Lepkowski said the course was surprisingly successful, and the team wanted to do more to teach about the science behind surveys.

“We began to view (the success of the first course) as an opportunity to spread the word about surveys, survey research and the science behind it,” Lepkowski said. “Not just anybody can do a survey but if you really want to do it well, here are the basic principles that you could use to write questions or to select a sample or to collect the data.”

It was then that Coursera contacted them about specializations and they decided to create the Data Collection and Analysis specialization. There are six courses and one capstone project under this specialization. While some of these courses have not yet been finished or released, there are already 3,000 people enrolled.

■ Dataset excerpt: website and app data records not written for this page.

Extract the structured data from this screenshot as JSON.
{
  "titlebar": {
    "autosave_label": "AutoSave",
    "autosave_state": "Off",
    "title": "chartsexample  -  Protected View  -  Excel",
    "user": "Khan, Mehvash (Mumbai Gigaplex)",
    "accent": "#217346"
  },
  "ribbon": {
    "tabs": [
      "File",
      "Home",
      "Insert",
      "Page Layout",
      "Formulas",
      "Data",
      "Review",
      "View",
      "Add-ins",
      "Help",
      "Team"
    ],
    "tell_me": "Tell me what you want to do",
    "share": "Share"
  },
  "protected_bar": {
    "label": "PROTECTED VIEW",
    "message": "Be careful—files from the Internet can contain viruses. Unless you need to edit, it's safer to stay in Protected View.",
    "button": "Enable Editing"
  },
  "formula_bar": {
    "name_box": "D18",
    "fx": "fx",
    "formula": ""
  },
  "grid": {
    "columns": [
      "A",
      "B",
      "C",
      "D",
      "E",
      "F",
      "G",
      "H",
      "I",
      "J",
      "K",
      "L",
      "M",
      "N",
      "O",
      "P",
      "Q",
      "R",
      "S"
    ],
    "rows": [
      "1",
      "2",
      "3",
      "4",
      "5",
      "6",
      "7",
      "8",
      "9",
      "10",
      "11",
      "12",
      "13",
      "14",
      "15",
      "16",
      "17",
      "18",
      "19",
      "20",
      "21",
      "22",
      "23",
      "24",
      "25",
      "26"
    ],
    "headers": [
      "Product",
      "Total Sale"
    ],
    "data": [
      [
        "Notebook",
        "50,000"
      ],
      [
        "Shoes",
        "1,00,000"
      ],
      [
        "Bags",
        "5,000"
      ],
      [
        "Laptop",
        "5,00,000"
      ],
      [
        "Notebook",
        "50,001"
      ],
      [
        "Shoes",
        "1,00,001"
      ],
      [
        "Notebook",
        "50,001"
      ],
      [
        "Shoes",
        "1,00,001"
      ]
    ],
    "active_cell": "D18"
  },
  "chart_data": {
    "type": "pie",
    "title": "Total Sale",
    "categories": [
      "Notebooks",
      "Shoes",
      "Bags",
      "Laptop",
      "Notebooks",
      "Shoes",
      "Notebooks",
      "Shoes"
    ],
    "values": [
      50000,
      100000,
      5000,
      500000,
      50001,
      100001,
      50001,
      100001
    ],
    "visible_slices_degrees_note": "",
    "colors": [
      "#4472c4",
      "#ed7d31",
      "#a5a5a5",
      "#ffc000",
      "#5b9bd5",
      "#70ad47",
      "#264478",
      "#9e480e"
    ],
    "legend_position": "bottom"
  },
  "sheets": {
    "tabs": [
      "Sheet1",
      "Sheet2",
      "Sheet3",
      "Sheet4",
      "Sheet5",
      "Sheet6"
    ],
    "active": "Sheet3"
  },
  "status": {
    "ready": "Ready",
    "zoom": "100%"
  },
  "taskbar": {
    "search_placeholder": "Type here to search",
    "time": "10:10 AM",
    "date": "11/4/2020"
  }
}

Each course in the specialization consists of units which have exercises that include multiple-choice questions for students to answer, trying until they are correct, as well as open-ended short answer questions. For open-ended questions, students have the chance for their work to be peer evaluated. Each unit also has a discussion board where students can post questions about the exercises and lectures.

Lepkowski said Coursera allows instructors to monitor how students learn and see their progression throughout the course.

“There are numbers we can see about how many students are doing what," Lepkowski said. “We can see what questions they’re struggling with, when they’ve made multiple attempts to answer correctly and we can see their responses to questions on the discussion boards and see what their writing is like.”

Christopher Brooks, a professor in the School of Information, is part of the team that created Applied Data Science with Python. He said after creating some courses with Coursera, he approached some faculty and his dean about creating the specialization around last December.

Brooks created the first two courses for the specialization. Before the first course is released on Sept. 26, Brooks said there will be a beta test that a group of University students will take to see which parts of the course they like and which parts need improvement. Following the first release, a new course will be released each month.

Brooks said MOOCs are beneficial to students because they can learn at a time and place of their choosing.

“It’s anytime, anywhere learning so students can watch in their dorm room, watch it on the bus, watch it at midnight in their pajamas. They can also skip parts that they know already,” Brooks said.

Another benefit of taking MOOCs, Lepkowski said, is that there are more opportunities to see where students are struggling and to make connections between the material and difficult areas, which can be harder to do in a physical classroom settings.

“Sometimes in the courses that you take you don’t get much of a sense of how it all fits together between courses,” Lepkowski said. “I think Coursera helps in being able to see the broader picture of what this is all about.”

Lepkowski said though there are a lot of opportunities to interact with other students and the instructor on Coursera, he does not think it compares to a regular classroom experience where students are face-to-face with an instructor.

Because there is no face-to-face interaction or a degree attached to MOOCs, students taking these courses must use their own motivation to complete the course. However, Brooks said this aspect of MOOCs has helped expand his teaching, and that the diversity of students who enroll in MOOCs has caused him to be more inclusive in his teaching.  

“One of the big (benefits of MOOCs) is it helps us think about students differently because we think about a broader array of students, a more diverse population than we’re teaching,” Brooks said.

The University hopes to continue its partnerships with Coursera and edX as part of its commitment academic innovation, DeVaney wrote.

DeVaney also noted that the data they receive from MOOCs will change the way the University approaches education.

“We look closely at data from each of our courses, and across this growing portfolio of courses, to inform the way we design, deliver and assess learning on campus and beyond,” DeVaney said.